Preparation Nation: St. Xavier Bombers

Film study has become a hallmark of the St. Xavier football program, and it extends far beyond reviewing game tape.

College coaches and recruiting services didn't see it, and at first glance, we can understand why one of the NFL's premier defensive players slipped through the cracks during the college recruiting process.

Off the field, Luke Kuechly didn't necessarily look the part of future all-world linebacker.

That's why Kuechly earned the nickname Clark Kent (he also bears a striking resemblance to the fictional character)—because on game day, he turned into Superman for the St. Xavier (Cincinnati, Ohio) Bombers.

Kuechly was a three-star recruit who went unnoticed by Ohio State, Michigan and other big-time programs in the Midwest. He ultimately committed to Boston College, where he had one of the most productive careers in recent memory for a college linebacker.

(Here's how Kuechly trains today.)

In high school, Kuechly possessed the speed and athleticism to become an impact player at the next level. According to his St. Xavier defensive coordinator, Dan MacDonald, what made him special was his football IQ and instincts. MacDonald says, "He was so intelligent, he could tell you what the other team was going to run before the ball was snapped, just based on film study, preparation with scouting reports and formation recognition."

Film study has become a hallmark of the St. Xavier football program, but it extends far beyond reviewing game tape. Film study is a daily practice that starts during summer sessions.

At St. Xavier, summer practice starts in the classrooms, where position groups meet with their coaches and review tape from the previous day's on-field session.

The mission for head coach Steve Specht and his staff is to install the playbook and teach the concepts in the classroom to maximize time spent on the field. For Specht, the film review is his go-to teaching tool. He says, "We get better by doing, reviewing, making corrections and then doing it again. The only way you can make corrections is if the kids see it on film."

The concept of reviewing practice film puts a whole new meaning to the phrase "practice like you play." It molded Kuechly into the player he is today.
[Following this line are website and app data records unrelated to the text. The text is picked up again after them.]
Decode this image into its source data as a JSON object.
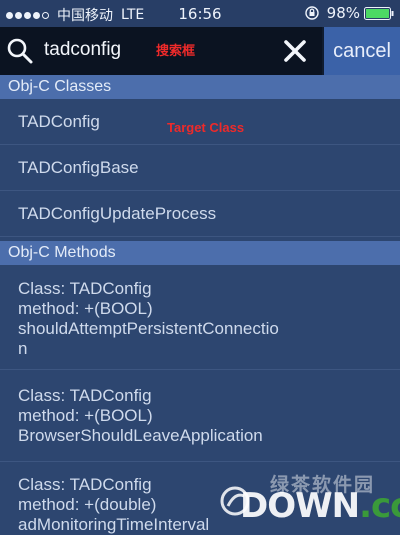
{
  "status_bar": {
    "carrier": "中国移动",
    "network": "LTE",
    "time": "16:56",
    "battery_percent": "98%",
    "signal_dots": 4,
    "signal_total": 5,
    "battery_color": "#4cd964"
  },
  "search": {
    "value": "tadconfig",
    "annotation": "搜索框",
    "cancel_label": "cancel"
  },
  "sections": {
    "classes_header": "Obj-C Classes",
    "methods_header": "Obj-C Methods"
  },
  "classes": [
    "TADConfig",
    "TADConfigBase",
    "TADConfigUpdateProcess"
  ],
  "target_annotation": "Target Class",
  "methods": [
    {
      "lines": [
        "Class: TADConfig",
        "method: +(BOOL)",
        "shouldAttemptPersistentConnectio",
        "n"
      ]
    },
    {
      "lines": [
        "Class: TADConfig",
        "method: +(BOOL)",
        "BrowserShouldLeaveApplication"
      ]
    },
    {
      "lines": [
        "Class: TADConfig",
        "method: +(double)",
        "adMonitoringTimeInterval"
      ]
    }
  ],
  "watermark": {
    "top_text": "绿茶软件园",
    "main_text": "DOWN",
    "suffix": ".cc"
  },
  "colors": {
    "annotation_red": "#ee2a2a",
    "cancel_bg": "#3b62a8",
    "section_bg": "#4c6eac",
    "list_bg": "#2d4670"
  }
}
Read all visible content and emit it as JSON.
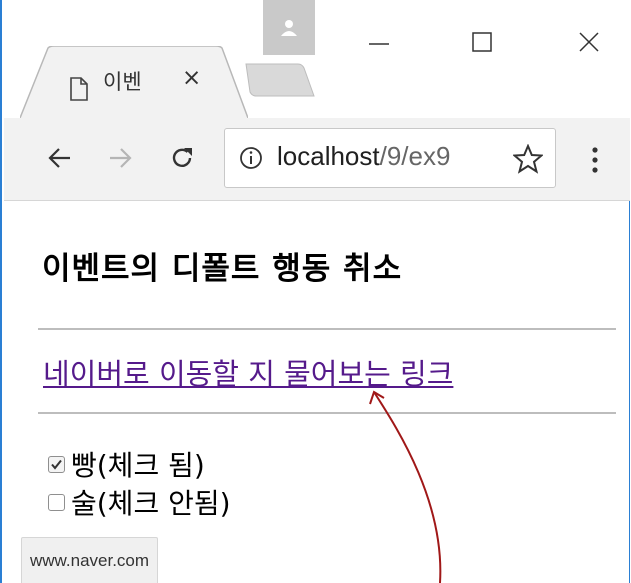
{
  "browser": {
    "tab": {
      "title": "이벤",
      "close_glyph": "×"
    },
    "window_controls": {
      "minimize": "—",
      "maximize": "☐",
      "close": "✕"
    },
    "toolbar": {
      "back_icon": "arrow-left-icon",
      "forward_icon": "arrow-right-icon",
      "reload_icon": "reload-icon",
      "url_host": "localhost",
      "url_path": "/9/ex9",
      "menu_icon": "more-vertical-icon"
    },
    "status_bar": "www.naver.com"
  },
  "page": {
    "heading": "이벤트의 디폴트 행동 취소",
    "link_text": "네이버로 이동할 지 물어보는 링크",
    "checkboxes": [
      {
        "label": "빵(체크 됨)",
        "checked": true
      },
      {
        "label": "술(체크 안됨)",
        "checked": false
      }
    ]
  },
  "colors": {
    "link": "#551a8b",
    "window_border": "#2a7fd4",
    "annotation_arrow": "#a01818"
  }
}
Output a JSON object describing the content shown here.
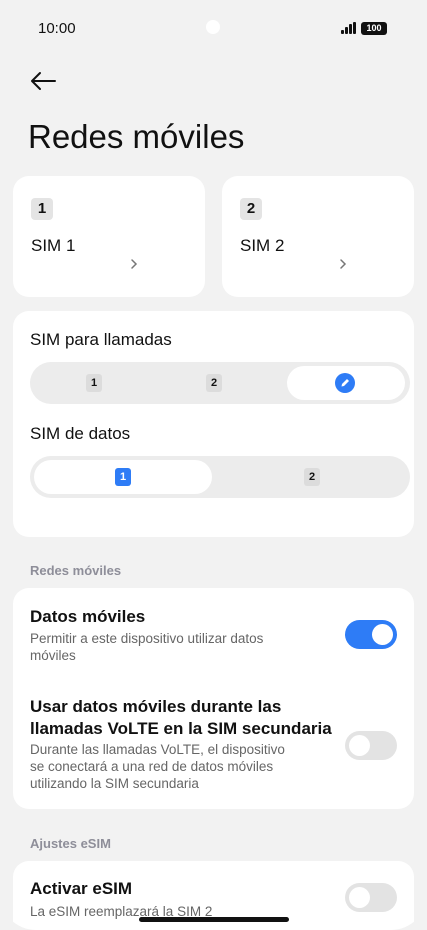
{
  "status_bar": {
    "time": "10:00",
    "battery": "100"
  },
  "page": {
    "title": "Redes móviles"
  },
  "sim_cards": [
    {
      "badge": "1",
      "name": "SIM 1"
    },
    {
      "badge": "2",
      "name": "SIM 2"
    }
  ],
  "sim_calls": {
    "label": "SIM para llamadas",
    "options": [
      "1",
      "2"
    ],
    "selected": "ask-every-time"
  },
  "sim_data": {
    "label": "SIM de datos",
    "options": [
      "1",
      "2"
    ],
    "selected": "1"
  },
  "mobile_networks_section": {
    "label": "Redes móviles",
    "mobile_data": {
      "title": "Datos móviles",
      "desc_line1": "Permitir a este dispositivo utilizar datos",
      "desc_line2": "móviles",
      "enabled": true
    },
    "volte_data": {
      "title_line1": "Usar datos móviles durante las",
      "title_line2": "llamadas VoLTE en la SIM secundaria",
      "desc_line1": "Durante las llamadas VoLTE, el dispositivo",
      "desc_line2": "se conectará a una red de datos móviles",
      "desc_line3": "utilizando la SIM secundaria",
      "enabled": false
    }
  },
  "esim_section": {
    "label": "Ajustes eSIM",
    "activate": {
      "title": "Activar eSIM",
      "desc": "La eSIM reemplazará la SIM 2",
      "enabled": false
    }
  },
  "colors": {
    "accent": "#2e7cf6",
    "background": "#f2f2f2",
    "card": "#ffffff"
  }
}
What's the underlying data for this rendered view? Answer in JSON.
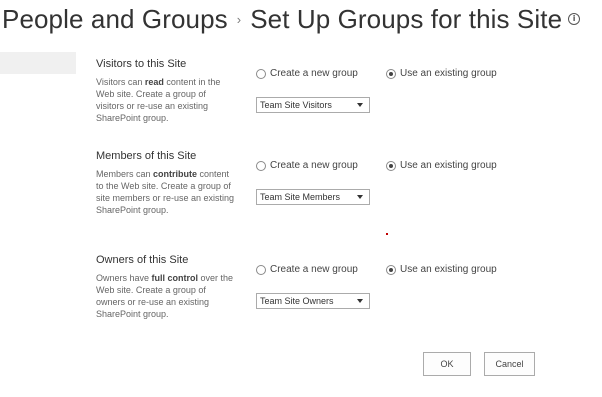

See how other elite high school football teams prepare for Friday Night at Preparation Nation.

Photo Credit: Getty Images // Thinkstock